### Exercise goal
A word-for-word restatement of every record is required.

↓

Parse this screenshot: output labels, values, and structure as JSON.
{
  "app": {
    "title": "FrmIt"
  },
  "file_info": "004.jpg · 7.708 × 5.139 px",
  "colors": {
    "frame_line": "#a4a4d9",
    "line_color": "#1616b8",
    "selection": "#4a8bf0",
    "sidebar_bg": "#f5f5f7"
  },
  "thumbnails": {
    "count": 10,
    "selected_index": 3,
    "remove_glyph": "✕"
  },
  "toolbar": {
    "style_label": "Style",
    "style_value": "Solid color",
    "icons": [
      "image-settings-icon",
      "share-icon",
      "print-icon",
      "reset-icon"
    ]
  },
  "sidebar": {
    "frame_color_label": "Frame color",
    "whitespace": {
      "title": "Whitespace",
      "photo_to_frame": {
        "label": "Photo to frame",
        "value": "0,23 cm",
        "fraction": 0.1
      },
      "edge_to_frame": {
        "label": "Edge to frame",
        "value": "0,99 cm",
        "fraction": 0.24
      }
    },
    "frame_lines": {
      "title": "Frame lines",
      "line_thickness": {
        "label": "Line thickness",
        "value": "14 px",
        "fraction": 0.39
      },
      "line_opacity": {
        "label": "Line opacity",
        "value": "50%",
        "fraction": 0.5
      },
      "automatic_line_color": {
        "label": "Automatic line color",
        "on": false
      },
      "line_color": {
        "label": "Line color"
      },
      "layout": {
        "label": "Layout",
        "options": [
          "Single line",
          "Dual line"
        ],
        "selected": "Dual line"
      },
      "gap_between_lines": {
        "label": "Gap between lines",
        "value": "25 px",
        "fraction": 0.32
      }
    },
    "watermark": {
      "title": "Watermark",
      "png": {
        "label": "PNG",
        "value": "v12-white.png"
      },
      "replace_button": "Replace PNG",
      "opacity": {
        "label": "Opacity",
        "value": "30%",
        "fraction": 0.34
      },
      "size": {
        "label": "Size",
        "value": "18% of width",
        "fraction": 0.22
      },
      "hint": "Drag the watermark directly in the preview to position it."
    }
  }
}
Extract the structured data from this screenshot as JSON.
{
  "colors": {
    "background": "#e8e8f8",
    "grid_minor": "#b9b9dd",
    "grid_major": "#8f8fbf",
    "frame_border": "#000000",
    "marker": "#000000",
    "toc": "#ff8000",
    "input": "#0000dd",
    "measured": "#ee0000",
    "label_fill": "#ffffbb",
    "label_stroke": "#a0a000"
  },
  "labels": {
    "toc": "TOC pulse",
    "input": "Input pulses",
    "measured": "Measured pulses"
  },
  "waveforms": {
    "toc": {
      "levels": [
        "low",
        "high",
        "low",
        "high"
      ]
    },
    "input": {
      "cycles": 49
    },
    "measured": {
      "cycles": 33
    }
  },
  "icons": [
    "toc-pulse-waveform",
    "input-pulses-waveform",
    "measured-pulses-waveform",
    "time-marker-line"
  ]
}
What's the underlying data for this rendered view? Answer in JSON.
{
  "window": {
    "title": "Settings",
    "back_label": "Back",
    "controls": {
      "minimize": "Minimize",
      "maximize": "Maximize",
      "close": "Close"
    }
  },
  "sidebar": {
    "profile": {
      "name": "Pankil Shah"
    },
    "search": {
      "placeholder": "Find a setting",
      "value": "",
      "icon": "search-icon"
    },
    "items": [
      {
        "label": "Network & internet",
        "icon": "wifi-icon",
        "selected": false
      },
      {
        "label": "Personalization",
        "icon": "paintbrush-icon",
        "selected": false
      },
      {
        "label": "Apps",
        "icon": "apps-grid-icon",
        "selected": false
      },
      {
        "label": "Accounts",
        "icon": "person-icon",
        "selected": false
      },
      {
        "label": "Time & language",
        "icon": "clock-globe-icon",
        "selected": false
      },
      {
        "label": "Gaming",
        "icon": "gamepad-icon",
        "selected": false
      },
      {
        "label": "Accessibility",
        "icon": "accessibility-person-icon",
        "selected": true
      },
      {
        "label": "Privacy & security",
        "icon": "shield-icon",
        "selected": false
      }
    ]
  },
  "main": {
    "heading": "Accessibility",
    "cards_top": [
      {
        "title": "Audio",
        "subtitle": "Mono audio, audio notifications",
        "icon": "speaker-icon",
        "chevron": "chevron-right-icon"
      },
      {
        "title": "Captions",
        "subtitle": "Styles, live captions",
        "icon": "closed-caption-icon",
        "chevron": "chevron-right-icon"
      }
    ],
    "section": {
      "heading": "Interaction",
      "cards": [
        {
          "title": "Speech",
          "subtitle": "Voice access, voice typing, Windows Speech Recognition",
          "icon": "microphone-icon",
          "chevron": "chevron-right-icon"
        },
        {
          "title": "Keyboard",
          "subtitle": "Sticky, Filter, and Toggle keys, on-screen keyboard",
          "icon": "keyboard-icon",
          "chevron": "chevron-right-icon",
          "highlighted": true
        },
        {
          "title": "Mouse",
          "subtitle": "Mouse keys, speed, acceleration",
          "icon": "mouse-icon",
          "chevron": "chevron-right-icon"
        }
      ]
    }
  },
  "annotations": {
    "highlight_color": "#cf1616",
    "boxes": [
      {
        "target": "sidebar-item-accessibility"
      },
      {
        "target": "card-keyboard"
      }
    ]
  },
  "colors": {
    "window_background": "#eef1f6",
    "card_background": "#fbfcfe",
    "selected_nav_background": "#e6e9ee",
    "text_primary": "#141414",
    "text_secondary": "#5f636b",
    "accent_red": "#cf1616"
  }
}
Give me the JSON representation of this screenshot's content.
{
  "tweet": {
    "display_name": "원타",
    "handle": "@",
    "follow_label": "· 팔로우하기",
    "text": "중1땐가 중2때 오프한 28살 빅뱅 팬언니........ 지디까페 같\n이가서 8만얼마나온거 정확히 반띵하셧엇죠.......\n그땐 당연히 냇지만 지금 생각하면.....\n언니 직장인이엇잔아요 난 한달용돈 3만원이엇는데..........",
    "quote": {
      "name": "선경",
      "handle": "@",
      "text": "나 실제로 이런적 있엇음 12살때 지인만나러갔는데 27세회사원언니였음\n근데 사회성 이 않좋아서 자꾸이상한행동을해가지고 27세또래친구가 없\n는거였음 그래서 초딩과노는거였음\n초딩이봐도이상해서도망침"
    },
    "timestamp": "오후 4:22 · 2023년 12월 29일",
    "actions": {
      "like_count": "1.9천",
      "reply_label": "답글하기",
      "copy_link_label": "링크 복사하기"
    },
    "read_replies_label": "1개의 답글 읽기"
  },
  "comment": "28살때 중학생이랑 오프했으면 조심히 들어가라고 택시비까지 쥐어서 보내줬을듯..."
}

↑

### Exercise answer
Parse this screenshot: output labels, values, and structure as JSON.
{
  "app": {
    "title": "FrmIt"
  },
  "file_info": "004.jpg · 7.708 × 5.139 px",
  "colors": {
    "frame_line": "#a4a4d9",
    "line_color": "#1616b8",
    "selection": "#4a8bf0",
    "sidebar_bg": "#f5f5f7"
  },
  "thumbnails": {
    "count": 10,
    "selected_index": 3,
    "remove_glyph": "✕"
  },
  "toolbar": {
    "style_label": "Style",
    "style_value": "Solid color",
    "icons": [
      "image-settings-icon",
      "share-icon",
      "print-icon",
      "reset-icon"
    ]
  },
  "sidebar": {
    "frame_color_label": "Frame color",
    "whitespace": {
      "title": "Whitespace",
      "photo_to_frame": {
        "label": "Photo to frame",
        "value": "0,23 cm",
        "fraction": 0.1
      },
      "edge_to_frame": {
        "label": "Edge to frame",
        "value": "0,99 cm",
        "fraction": 0.24
      }
    },
    "frame_lines": {
      "title": "Frame lines",
      "line_thickness": {
        "label": "Line thickness",
        "value": "14 px",
        "fraction": 0.39
      },
      "line_opacity": {
        "label": "Line opacity",
        "value": "50%",
        "fraction": 0.5
      },
      "automatic_line_color": {
        "label": "Automatic line color",
        "on": false
      },
      "line_color": {
        "label": "Line color"
      },
      "layout": {
        "label": "Layout",
        "options": [
          "Single line",
          "Dual line"
        ],
        "selected": "Dual line"
      },
      "gap_between_lines": {
        "label": "Gap between lines",
        "value": "25 px",
        "fraction": 0.32
      }
    },
    "watermark": {
      "title": "Watermark",
      "png": {
        "label": "PNG",
        "value": "v12-white.png"
      },
      "replace_button": "Replace PNG",
      "opacity": {
        "label": "Opacity",
        "value": "30%",
        "fraction": 0.34
      },
      "size": {
        "label": "Size",
        "value": "18% of width",
        "fraction": 0.22
      },
      "hint": "Drag the watermark directly in the preview to position it."
    }
  }
}
Extract the structured data from this screenshot as JSON.
{
  "colors": {
    "background": "#e8e8f8",
    "grid_minor": "#b9b9dd",
    "grid_major": "#8f8fbf",
    "frame_border": "#000000",
    "marker": "#000000",
    "toc": "#ff8000",
    "input": "#0000dd",
    "measured": "#ee0000",
    "label_fill": "#ffffbb",
    "label_stroke": "#a0a000"
  },
  "labels": {
    "toc": "TOC pulse",
    "input": "Input pulses",
    "measured": "Measured pulses"
  },
  "waveforms": {
    "toc": {
      "levels": [
        "low",
        "high",
        "low",
        "high"
      ]
    },
    "input": {
      "cycles": 49
    },
    "measured": {
      "cycles": 33
    }
  },
  "icons": [
    "toc-pulse-waveform",
    "input-pulses-waveform",
    "measured-pulses-waveform",
    "time-marker-line"
  ]
}
What's the underlying data for this rendered view? Answer in JSON.
{
  "window": {
    "title": "Settings",
    "back_label": "Back",
    "controls": {
      "minimize": "Minimize",
      "maximize": "Maximize",
      "close": "Close"
    }
  },
  "sidebar": {
    "profile": {
      "name": "Pankil Shah"
    },
    "search": {
      "placeholder": "Find a setting",
      "value": "",
      "icon": "search-icon"
    },
    "items": [
      {
        "label": "Network & internet",
        "icon": "wifi-icon",
        "selected": false
      },
      {
        "label": "Personalization",
        "icon": "paintbrush-icon",
        "selected": false
      },
      {
        "label": "Apps",
        "icon": "apps-grid-icon",
        "selected": false
      },
      {
        "label": "Accounts",
        "icon": "person-icon",
        "selected": false
      },
      {
        "label": "Time & language",
        "icon": "clock-globe-icon",
        "selected": false
      },
      {
        "label": "Gaming",
        "icon": "gamepad-icon",
        "selected": false
      },
      {
        "label": "Accessibility",
        "icon": "accessibility-person-icon",
        "selected": true
      },
      {
        "label": "Privacy & security",
        "icon": "shield-icon",
        "selected": false
      }
    ]
  },
  "main": {
    "heading": "Accessibility",
    "cards_top": [
      {
        "title": "Audio",
        "subtitle": "Mono audio, audio notifications",
        "icon": "speaker-icon",
        "chevron": "chevron-right-icon"
      },
      {
        "title": "Captions",
        "subtitle": "Styles, live captions",
        "icon": "closed-caption-icon",
        "chevron": "chevron-right-icon"
      }
    ],
    "section": {
      "heading": "Interaction",
      "cards": [
        {
          "title": "Speech",
          "subtitle": "Voice access, voice typing, Windows Speech Recognition",
          "icon": "microphone-icon",
          "chevron": "chevron-right-icon"
        },
        {
          "title": "Keyboard",
          "subtitle": "Sticky, Filter, and Toggle keys, on-screen keyboard",
          "icon": "keyboard-icon",
          "chevron": "chevron-right-icon",
          "highlighted": true
        },
        {
          "title": "Mouse",
          "subtitle": "Mouse keys, speed, acceleration",
          "icon": "mouse-icon",
          "chevron": "chevron-right-icon"
        }
      ]
    }
  },
  "annotations": {
    "highlight_color": "#cf1616",
    "boxes": [
      {
        "target": "sidebar-item-accessibility"
      },
      {
        "target": "card-keyboard"
      }
    ]
  },
  "colors": {
    "window_background": "#eef1f6",
    "card_background": "#fbfcfe",
    "selected_nav_background": "#e6e9ee",
    "text_primary": "#141414",
    "text_secondary": "#5f636b",
    "accent_red": "#cf1616"
  }
}
Give me the JSON representation of this screenshot's content.
{
  "tweet": {
    "display_name": "원타",
    "handle": "@",
    "follow_label": "· 팔로우하기",
    "text": "중1땐가 중2때 오프한 28살 빅뱅 팬언니........ 지디까페 같\n이가서 8만얼마나온거 정확히 반띵하셧엇죠.......\n그땐 당연히 냇지만 지금 생각하면.....\n언니 직장인이엇잔아요 난 한달용돈 3만원이엇는데..........",
    "quote": {
      "name": "선경",
      "handle": "@",
      "text": "나 실제로 이런적 있엇음 12살때 지인만나러갔는데 27세회사원언니였음\n근데 사회성 이 않좋아서 자꾸이상한행동을해가지고 27세또래친구가 없\n는거였음 그래서 초딩과노는거였음\n초딩이봐도이상해서도망침"
    },
    "timestamp": "오후 4:22 · 2023년 12월 29일",
    "actions": {
      "like_count": "1.9천",
      "reply_label": "답글하기",
      "copy_link_label": "링크 복사하기"
    },
    "read_replies_label": "1개의 답글 읽기"
  },
  "comment": "28살때 중학생이랑 오프했으면 조심히 들어가라고 택시비까지 쥐어서 보내줬을듯..."
}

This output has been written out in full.